CAIRO (Reuters) – Egypt’s anxious week of waiting for a president, a week marked by street protests and angry accusations between rivals of subverting the new democracy by force, is finally ending.
On Saturday, the electoral commission set 3 p.m. (1300 GMT) on Sunday as the moment it will announce either that yet another general will fill the post left vacant by last year’s overthrow of Hosni Mubarak, or that the Muslim Brotherhood, for decades the army’s bitter enemy, will finally hold the highest office.
CAIRO (Reuters) – Egyptians find out on Sunday whether their next president will be a former military officer or an Islamist from the army’s old adversary, the Muslim Brotherhood, after a long week’s wait since a vote to pick a successor to the deposed Hosni Mubarak.

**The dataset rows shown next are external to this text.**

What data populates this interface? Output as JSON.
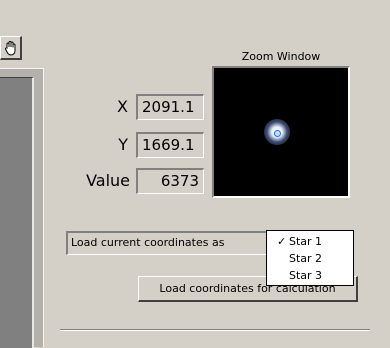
{
  "toolbar": {
    "hand_tool_icon": "hand-pan-icon"
  },
  "zoom": {
    "title": "Zoom Window"
  },
  "readouts": {
    "x_label": "X",
    "x_value": "2091.1",
    "y_label": "Y",
    "y_value": "1669.1",
    "value_label": "Value",
    "value_value": "6373"
  },
  "load": {
    "label": "Load current coordinates as",
    "button_label": "Load coordinates for calculation",
    "menu_items": [
      {
        "label": "Star 1",
        "checked": true,
        "check": "✓"
      },
      {
        "label": "Star 2",
        "checked": false,
        "check": ""
      },
      {
        "label": "Star 3",
        "checked": false,
        "check": ""
      }
    ]
  },
  "colors": {
    "panel": "#d4d0c8",
    "zoom_bg": "#000000",
    "star_marker": "#2a6bff"
  }
}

Impatient Brotherhood supporters have been out on Cairo’s Tahrir Square day and night since a call in midweek from their leaders to demand the current ruling generals cancel measures they say are designed to hem in the powers of the man they believe was elected last weekend, Islamist Mohamed Morsy.
By Marwa Awad and Alastair Macdonald

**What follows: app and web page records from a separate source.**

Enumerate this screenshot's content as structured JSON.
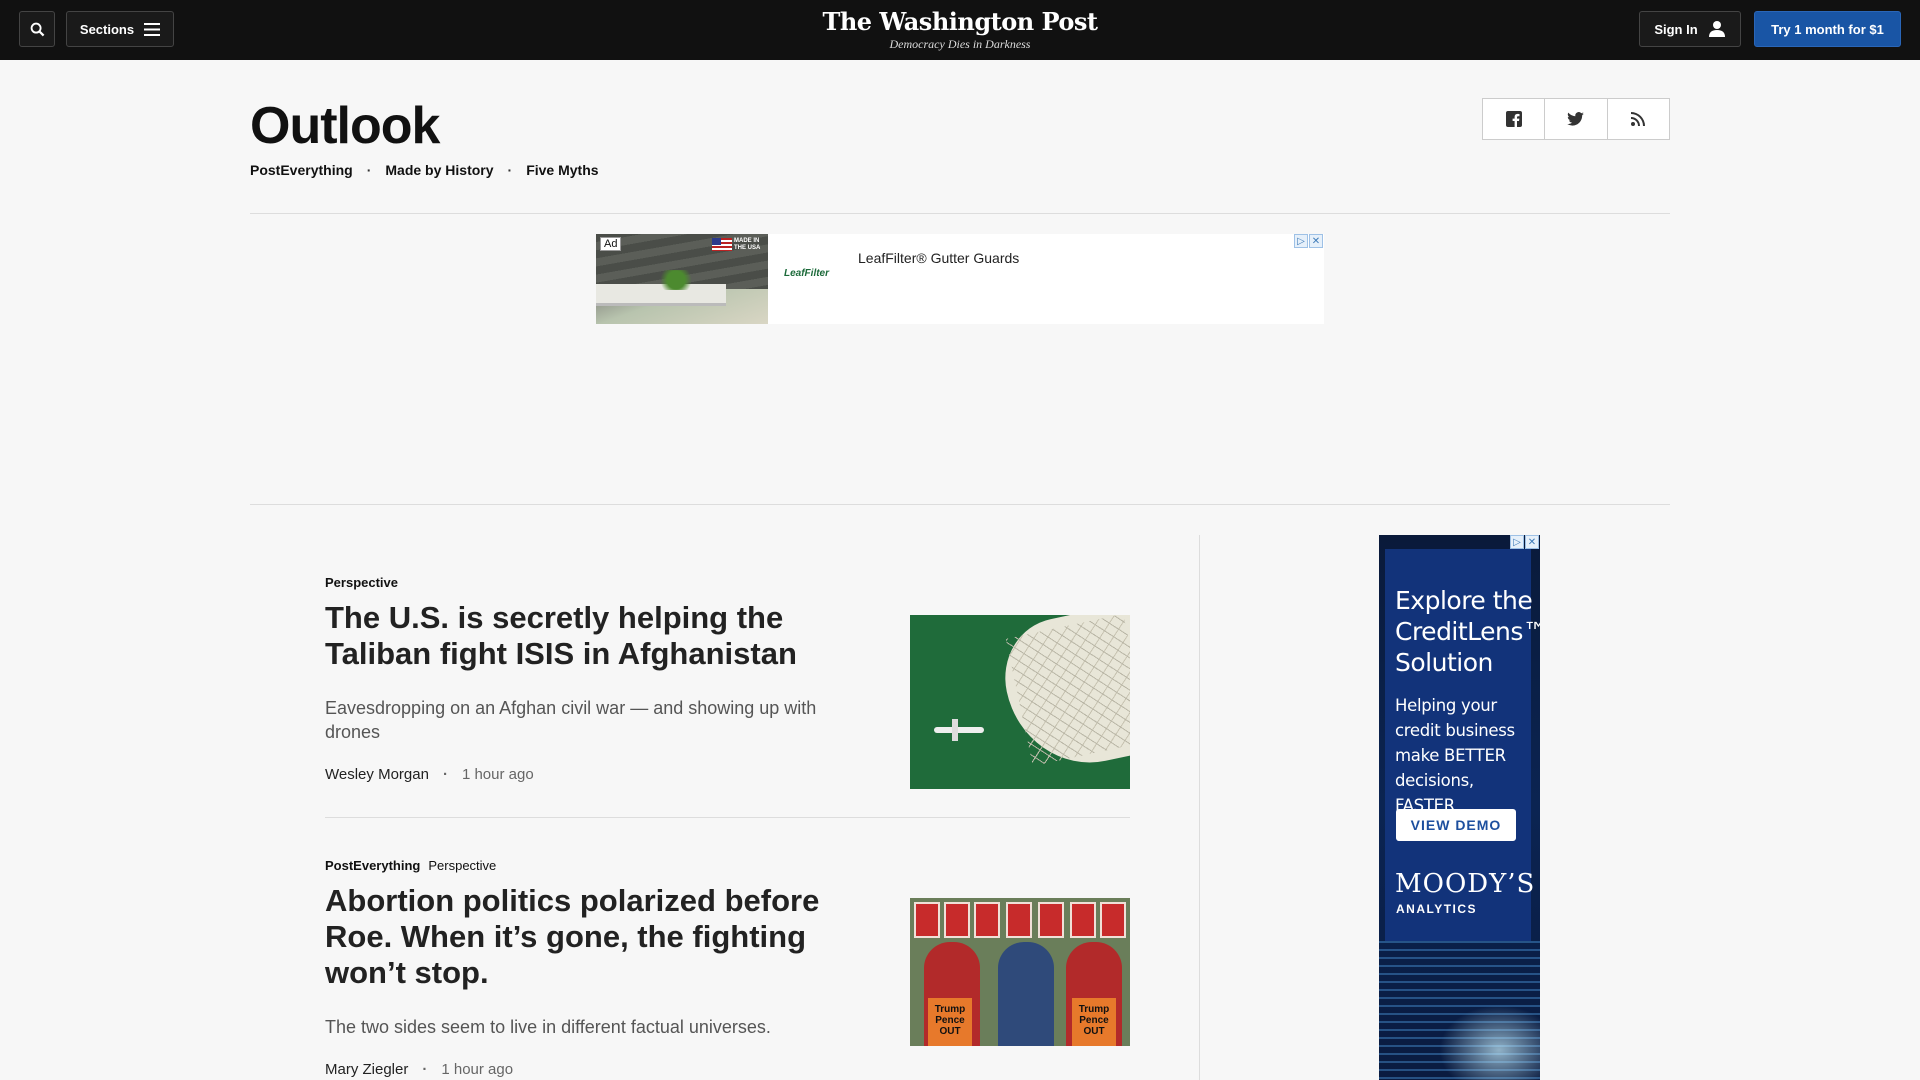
{
  "topbar": {
    "sections_label": "Sections",
    "masthead_name": "The Washington Post",
    "masthead_tagline": "Democracy Dies in Darkness",
    "signin_label": "Sign In",
    "subscribe_label": "Try 1 month for $1"
  },
  "header": {
    "title": "Outlook",
    "subnav": [
      "PostEverything",
      "Made by History",
      "Five Myths"
    ]
  },
  "ad_banner": {
    "label": "Ad",
    "badge": "MADE IN THE USA",
    "logo": "LeafFilter",
    "headline": "LeafFilter® Gutter Guards"
  },
  "articles": [
    {
      "kicker": "Perspective",
      "kicker_extra": "",
      "headline": "The U.S. is secretly helping the Taliban fight ISIS in Afghanistan",
      "dek": "Eavesdropping on an Afghan civil war — and showing up with drones",
      "author": "Wesley Morgan",
      "time": "1 hour ago"
    },
    {
      "kicker": "PostEverything",
      "kicker_extra": "Perspective",
      "headline": "Abortion politics polarized before Roe. When it’s gone, the fighting won’t stop.",
      "dek": "The two sides seem to live in different factual universes.",
      "author": "Mary Ziegler",
      "time": "1 hour ago",
      "image_text": [
        "Trump Pence OUT",
        "Trump Pence OUT"
      ]
    }
  ],
  "side_ad": {
    "title": "Explore the CreditLens™ Solution",
    "body": "Helping your credit business make BETTER decisions, FASTER",
    "cta": "VIEW DEMO",
    "brand": "MOODY’S",
    "brand_sub": "ANALYTICS"
  }
}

(Reuters) – Egyptians packed Tahrir Square in Cairo through the night on Saturday, waving flags and chanting for the end of military rule as they waited to know the name of the first president they have been free to choose.

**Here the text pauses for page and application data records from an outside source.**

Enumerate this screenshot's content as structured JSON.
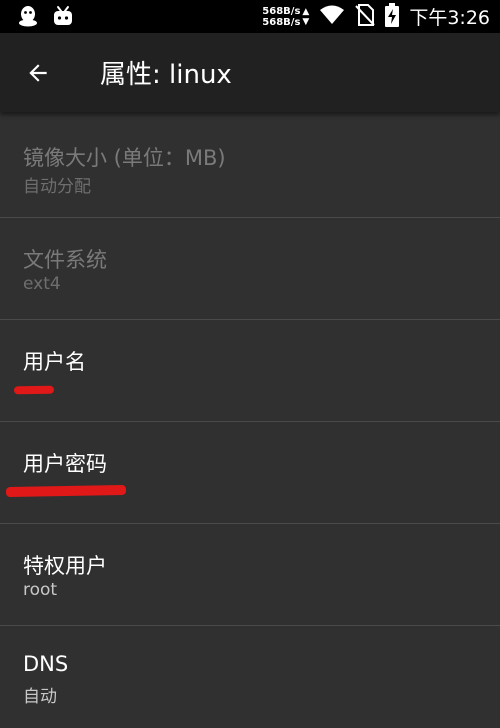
{
  "status_bar": {
    "net_up": "568B/s",
    "net_down": "568B/s",
    "time": "下午3:26",
    "icons": [
      "qq-icon",
      "bilibili-icon",
      "wifi-icon",
      "no-sim-icon",
      "battery-charging-icon"
    ]
  },
  "app_bar": {
    "title": "属性: linux",
    "back_icon": "arrow-left-icon"
  },
  "prefs": [
    {
      "title": "镜像大小 (单位：MB)",
      "summary": "自动分配",
      "enabled": false
    },
    {
      "title": "文件系统",
      "summary": "ext4",
      "enabled": false
    },
    {
      "title": "用户名",
      "summary": "",
      "enabled": true,
      "redacted": true
    },
    {
      "title": "用户密码",
      "summary": "",
      "enabled": true,
      "redacted": true
    },
    {
      "title": "特权用户",
      "summary": "root",
      "enabled": true
    },
    {
      "title": "DNS",
      "summary": "自动",
      "enabled": true
    }
  ],
  "colors": {
    "background": "#303030",
    "app_bar": "#212121",
    "status_bar": "#000000",
    "redaction": "#e01818"
  }
}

After a week of drama, in which the Muslim Brotherhood’s hopes of victory in the presidential election were soured by the army dissolving the Islamist-led parliament and decreeing tight limits on the new head of state’s powers, there was anxiety on the streets, but also some hope a compromise could be found.